BALTIMORE, MD —The unsolved 1970 murder of Sister Catherine Ann Cesnik, who taught at an all-girls Catholic school near Baltimore, is surrounded with strange mysteries and horrific secrets.
The body of the 26-year-old nun was found January 3, 1970, by hunters, covered in snow near a garbage dump in Lansdowne, Maryland. Cesnik had been beaten to death, and her skull was crushed by an unknown blunt object.
At the time, Cesnik was teaching at Western High, a public high school. She had been at the Archbishop Keough High School since 1965, but in 1969 she applied for permission to take an “exclausation” — which allowed her to live outside the convent and wear “civilian” clothing.
Cesnik was last seen by her roommate, fellow nun Sister Helen Russell Phillips, leaving their apartment at the Carriage House complex on November 7, 1969. Police records show she bought dinner rolls and cashed a paycheck. Concerned when her roommate had not returned by 11 P.M., Sister Helen called two priests, Father Gerald J. “Gerry” Koob and Father Peter McKeon. The two men drove to the Carriage House apartments, where they called police at 1 A.M. to report Cesnik missing.
The priests aroused suspicion when they told police that they decided to take a walk at around 4 A.M. to “calm their nerves,” and found Cesnik’s green Ford Maverick in a nearby parking lot. After Cesnik’s body was found, investigators focused on Koob — especially after they found a romantic letter from Cesnik in his quarters.
Dated November 3, 1969, it read:
“My very dearest Gerry, ‘If Ever I Should Leave You’ is playing on the radio. I’m all curled up in bed. My ‘period’ has finally arrived, ten days late… So you might say I’m moody… My heart aches so for you. I must wait on you – your time and your need – even more than I had before… I think I can begin to live with that more easily now than I did two months ago, just loving you… within myself…I must tell you, I want you within me. I want to have your children.”

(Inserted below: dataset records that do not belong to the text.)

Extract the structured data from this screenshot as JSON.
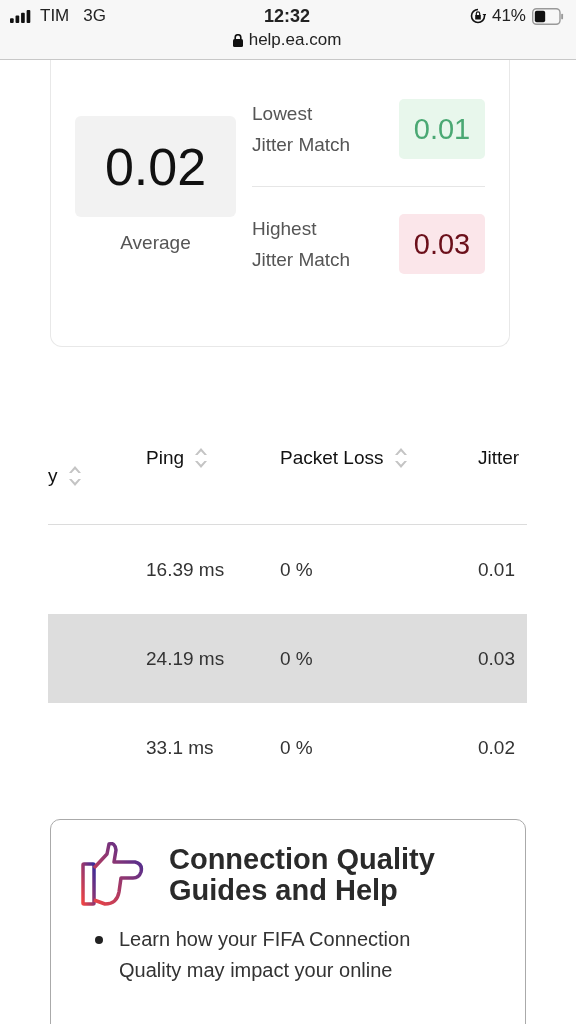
{
  "status_bar": {
    "carrier": "TIM",
    "network": "3G",
    "time": "12:32",
    "battery": "41%",
    "url": "help.ea.com"
  },
  "jitter_card": {
    "average": {
      "value": "0.02",
      "label": "Average"
    },
    "extremes": [
      {
        "label": "Lowest Jitter Match",
        "value": "0.01",
        "kind": "low"
      },
      {
        "label": "Highest Jitter Match",
        "value": "0.03",
        "kind": "high"
      }
    ]
  },
  "table": {
    "columns": [
      {
        "label": "y",
        "sortable": true
      },
      {
        "label": "Ping",
        "sortable": true
      },
      {
        "label": "Packet Loss",
        "sortable": true
      },
      {
        "label": "Jitter"
      }
    ],
    "rows": [
      {
        "selected": false,
        "cells": [
          "",
          "16.39 ms",
          "0 %",
          "0.01"
        ]
      },
      {
        "selected": true,
        "cells": [
          "",
          "24.19 ms",
          "0 %",
          "0.03"
        ]
      },
      {
        "selected": false,
        "cells": [
          "",
          "33.1 ms",
          "0 %",
          "0.02"
        ]
      }
    ]
  },
  "guide_card": {
    "title": "Connection Quality Guides and Help",
    "bullets": [
      "Learn how your FIFA Connection Quality may impact your online"
    ]
  }
}
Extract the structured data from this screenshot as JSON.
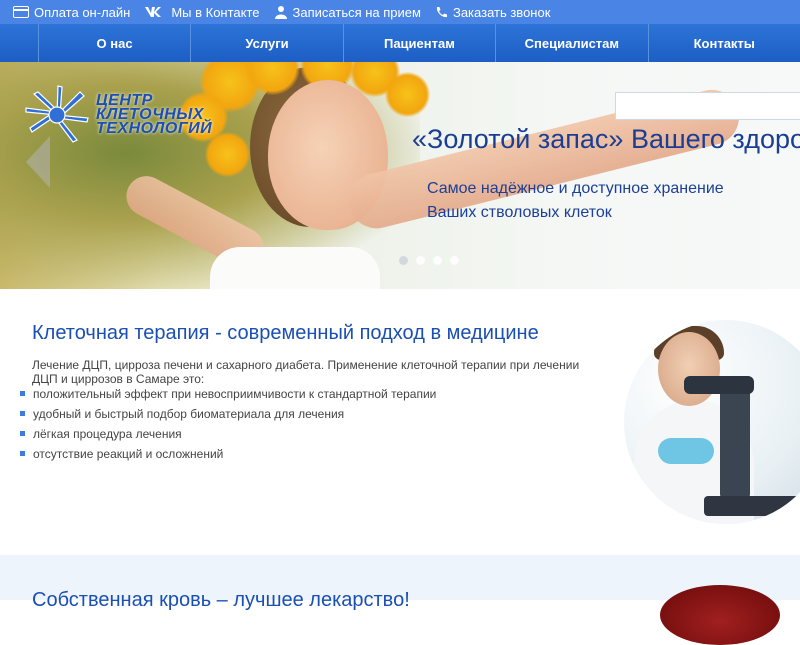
{
  "topbar": {
    "items": [
      {
        "label": "Оплата он-лайн",
        "icon": "credit-card-icon"
      },
      {
        "label": "Мы в Контакте",
        "icon": "vk-icon"
      },
      {
        "label": "Записаться на прием",
        "icon": "doctor-icon"
      },
      {
        "label": "Заказать звонок",
        "icon": "phone-icon"
      }
    ]
  },
  "nav": {
    "items": [
      {
        "label": "О нас"
      },
      {
        "label": "Услуги"
      },
      {
        "label": "Пациентам"
      },
      {
        "label": "Специалистам"
      },
      {
        "label": "Контакты"
      }
    ]
  },
  "hero": {
    "logo_lines": [
      "ЦЕНТР",
      "КЛЕТОЧНЫХ",
      "ТЕХНОЛОГИЙ"
    ],
    "title": "«Золотой запас» Вашего здоровья",
    "subtitle_line1": "Самое надёжное и доступное хранение",
    "subtitle_line2": "Ваших стволовых клеток",
    "search_placeholder": "",
    "slides_total": 4,
    "active_slide": 1
  },
  "section1": {
    "title": "Клеточная терапия - современный подход в медицине",
    "intro": "Лечение ДЦП, цирроза печени и сахарного диабета. Применение клеточной терапии при лечении ДЦП и циррозов в Самаре это:",
    "bullets": [
      "положительный эффект при невосприимчивости к стандартной терапии",
      "удобный и быстрый подбор биоматериала для лечения",
      "лёгкая процедура лечения",
      "отсутствие реакций и осложнений"
    ]
  },
  "section2": {
    "title": "Собственная кровь – лучшее лекарство!"
  },
  "colors": {
    "topbar": "#4a84e4",
    "nav": "#2d74d8",
    "heading": "#1a4fb4",
    "hero_text": "#1a3e94"
  }
}
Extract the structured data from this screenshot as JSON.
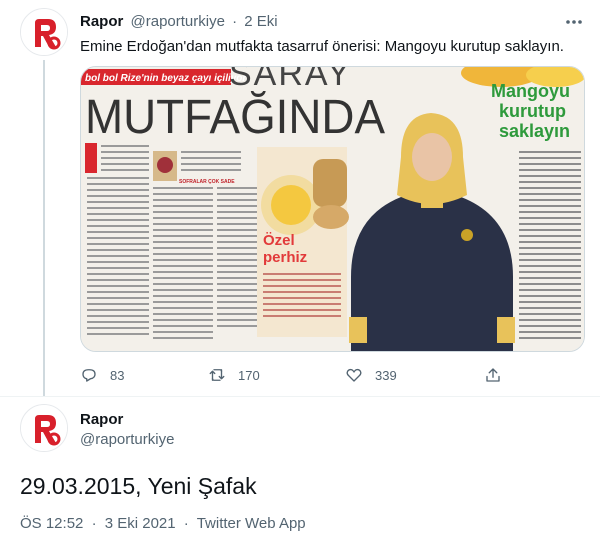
{
  "tweet1": {
    "author_name": "Rapor",
    "handle": "@raporturkiye",
    "separator": "·",
    "time_ago": "2 Eki",
    "text": "Emine Erdoğan'dan mutfakta tasarruf önerisi: Mangoyu kurutup saklayın.",
    "media": {
      "banner": "bol bol Rize'nin beyaz çayı içiliyor.",
      "headline_top": "SARAY",
      "headline": "MUTFAĞINDA",
      "green_heading": [
        "Mangoyu",
        "kurutup",
        "saklayın"
      ],
      "box_title": [
        "Özel",
        "perhiz"
      ],
      "subheading": "SOFRALAR ÇOK SADE"
    },
    "replies": "83",
    "retweets": "170",
    "likes": "339"
  },
  "tweet2": {
    "author_name": "Rapor",
    "handle": "@raporturkiye",
    "text": "29.03.2015, Yeni Şafak",
    "time": "ÖS 12:52",
    "separator": "·",
    "date": "3 Eki 2021",
    "source": "Twitter Web App"
  },
  "colors": {
    "brand_red": "#d8202b",
    "muted_text": "#536471",
    "banner_red": "#d9272e",
    "heading_green": "#2e9a3c",
    "coat_navy": "#2a3147",
    "headscarf_yellow": "#e8c25a"
  },
  "icons": [
    "rapor-logo",
    "more-icon",
    "reply-icon",
    "retweet-icon",
    "like-icon",
    "share-icon"
  ]
}
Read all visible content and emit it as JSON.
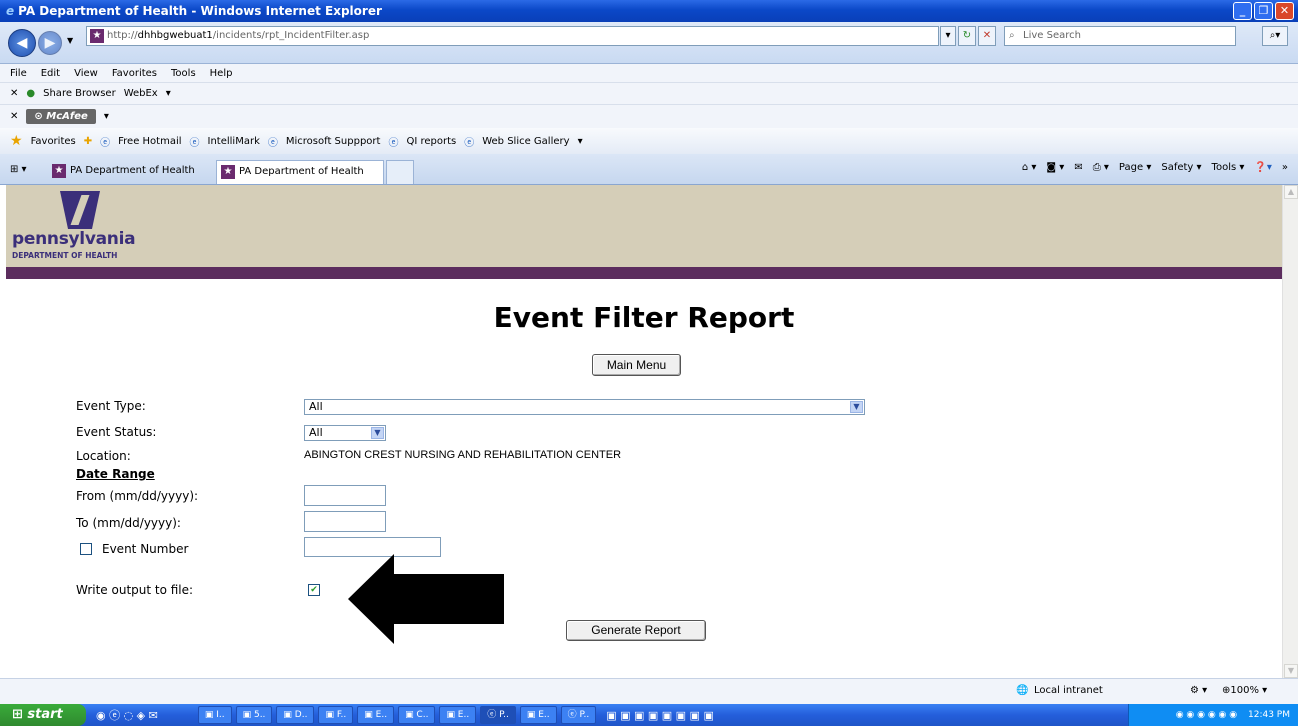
{
  "window": {
    "title": "PA Department of Health - Windows Internet Explorer"
  },
  "address": {
    "prefix": "http://",
    "host": "dhhbgwebuat1",
    "path": "/incidents/rpt_IncidentFilter.asp"
  },
  "search": {
    "placeholder": "Live Search"
  },
  "menu": [
    "File",
    "Edit",
    "View",
    "Favorites",
    "Tools",
    "Help"
  ],
  "toolbar1": {
    "share": "Share Browser",
    "webex": "WebEx"
  },
  "toolbar2": {
    "mcafee": "McAfee"
  },
  "favorites": {
    "label": "Favorites",
    "links": [
      "Free Hotmail",
      "IntelliMark",
      "Microsoft Suppport",
      "QI reports",
      "Web Slice Gallery"
    ]
  },
  "tabs": [
    "PA Department of Health",
    "PA Department of Health"
  ],
  "ietools": [
    "Page",
    "Safety",
    "Tools"
  ],
  "logo": {
    "name": "pennsylvania",
    "sub": "DEPARTMENT OF HEALTH"
  },
  "page": {
    "title": "Event Filter Report",
    "main_menu": "Main Menu",
    "event_type_label": "Event Type:",
    "event_type_value": "All",
    "event_status_label": "Event Status:",
    "event_status_value": "All",
    "location_label": "Location:",
    "location_value": "ABINGTON CREST NURSING AND REHABILITATION CENTER",
    "date_range": "Date Range",
    "from_label": "From (mm/dd/yyyy):",
    "to_label": "To (mm/dd/yyyy):",
    "event_number_label": "Event Number",
    "write_output_label": "Write output to file:",
    "write_output_checked": true,
    "generate": "Generate Report"
  },
  "status": {
    "zone": "Local intranet",
    "zoom": "100%"
  },
  "taskbar": {
    "start": "start",
    "clock": "12:43 PM"
  }
}
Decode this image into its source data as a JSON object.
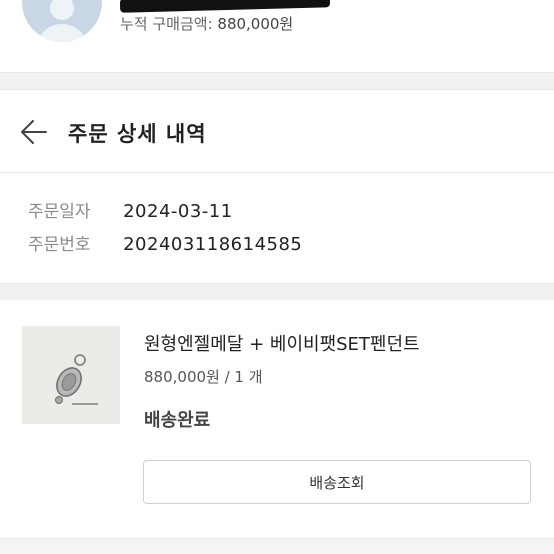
{
  "profile": {
    "total_label": "누적 구매금액:",
    "total_amount": "880,000원"
  },
  "header": {
    "back_icon": "arrow-left-icon",
    "title": "주문 상세 내역"
  },
  "order": {
    "date_label": "주문일자",
    "date_value": "2024-03-11",
    "number_label": "주문번호",
    "number_value": "202403118614585"
  },
  "product": {
    "name": "원형엔젤메달 + 베이비팻SET펜던트",
    "price": "880,000원 / 1 개",
    "status": "배송완료",
    "track_button": "배송조회"
  }
}
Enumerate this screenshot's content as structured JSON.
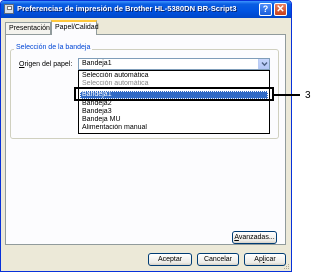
{
  "window": {
    "title": "Preferencias de impresión de Brother HL-5380DN BR-Script3",
    "help_button": "?",
    "close_button": "✕"
  },
  "tabs": [
    {
      "label": "Presentación",
      "active": false
    },
    {
      "label": "Papel/Calidad",
      "active": true
    }
  ],
  "tray_group": {
    "label": "Selección de la bandeja",
    "field_label_accel": "O",
    "field_label_rest": "rigen del papel:",
    "combo_value": "Bandeja1",
    "options": [
      "Selección automática",
      "Bandeja1",
      "Bandeja2",
      "Bandeja3",
      "Bandeja MU",
      "Alimentación manual"
    ],
    "selected_index": 1,
    "overlap_text": "Selección automática"
  },
  "callout": {
    "number": "3"
  },
  "buttons": {
    "advanced_accel": "A",
    "advanced_rest": "vanzadas...",
    "ok": "Aceptar",
    "cancel": "Cancelar",
    "apply_accel": "l",
    "apply_pre": "Ap",
    "apply_post": "icar"
  },
  "colors": {
    "title_bar": "#0053e1",
    "selection": "#316ac5",
    "group_label": "#0046d5"
  }
}
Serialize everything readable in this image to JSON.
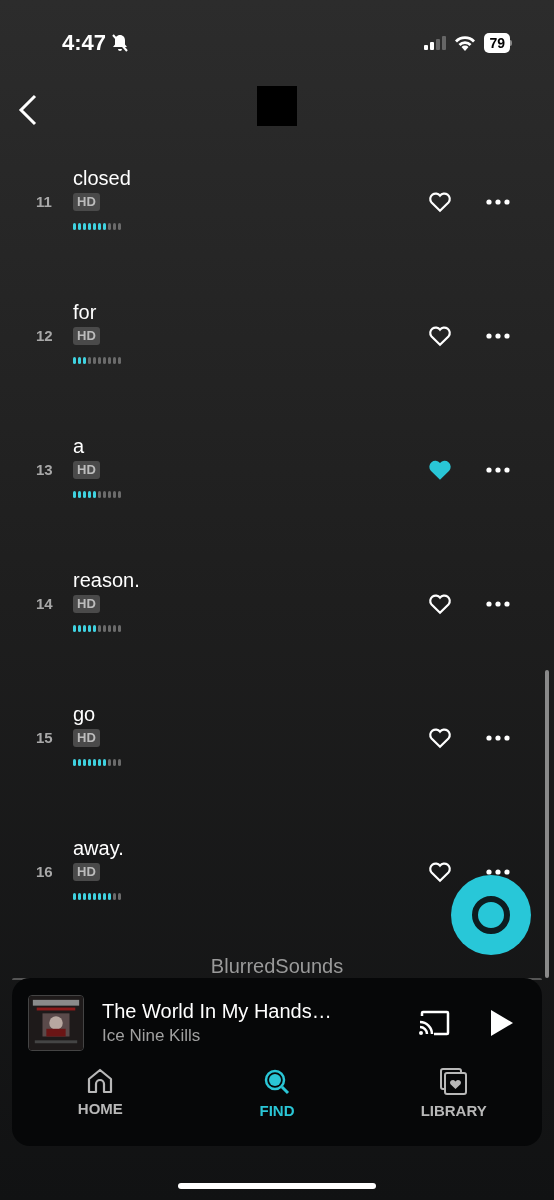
{
  "status_bar": {
    "time": "4:47",
    "battery": "79"
  },
  "tracks": [
    {
      "number": "11",
      "title": "closed",
      "badge": "HD",
      "level": 0.7,
      "liked": false
    },
    {
      "number": "12",
      "title": "for",
      "badge": "HD",
      "level": 0.3,
      "liked": false
    },
    {
      "number": "13",
      "title": "a",
      "badge": "HD",
      "level": 0.5,
      "liked": true
    },
    {
      "number": "14",
      "title": "reason.",
      "badge": "HD",
      "level": 0.5,
      "liked": false
    },
    {
      "number": "15",
      "title": "go",
      "badge": "HD",
      "level": 0.7,
      "liked": false
    },
    {
      "number": "16",
      "title": "away.",
      "badge": "HD",
      "level": 0.8,
      "liked": false
    }
  ],
  "footer_label": "BlurredSounds",
  "now_playing": {
    "title": "The World In My Hands…",
    "artist": "Ice Nine Kills"
  },
  "nav": [
    {
      "label": "HOME",
      "kind": "home",
      "selected": false
    },
    {
      "label": "FIND",
      "kind": "find",
      "selected": true
    },
    {
      "label": "LIBRARY",
      "kind": "library",
      "selected": false
    }
  ]
}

Koob denied that the relationship was ever physical, and police have said his alibi for the night Cesnik disappeared is “airtight.”
The case went cold, and did not make headlines again until a quarter of a century later when two women filed a lawsuit against the Baltimore Archdiocese, claiming they had been sexually abused by Father Anthony Joseph Maskell in the late 1960s and early 1970s, when they were students at Archbishop Keough High School. One of the plaintiffs, identified only as “Jane Doe,” testified that late in November of 1969, Father Maskell took her to a garbage dump in Lansdowne and showed her the body of Sister Catherine.
Former students who have shared their stories say that Cesnik was aware of the alleged abuse, and that they believe she planned to speak out.
The Baltimore Archdiocese reassigned Father Maskell to clerical duties in the St. Augustine Parish in Elkridge, Maryland, where he died of a massive stroke on May 7, 2001, at the age of 62. Maskell’s body was exhumed from a Baltimore cemetery earlier this year as part of the investigation into Cesnik’s murder. But detectives revealed this week that after weeks of testing, Maskell’s DNA did not match evidence found from the murder scene nearly 50 years ago.
In addition, an investigation by City Paper revealed that a second young murder victim, who was killed only four days after Cesnik vanished, attended the same Catholic church where the alleged sex-abuser had been serving as parish priest.
Both cases remain unsolved, and though the FBI and Baltimore County Police Department have recently reopened investigations into the killings, they have reportedly not attempted to make connections between the two.
The investigation continues.
Main photo: Sister Catherine Ann Cesnik [DailyMail.com (screenshot)]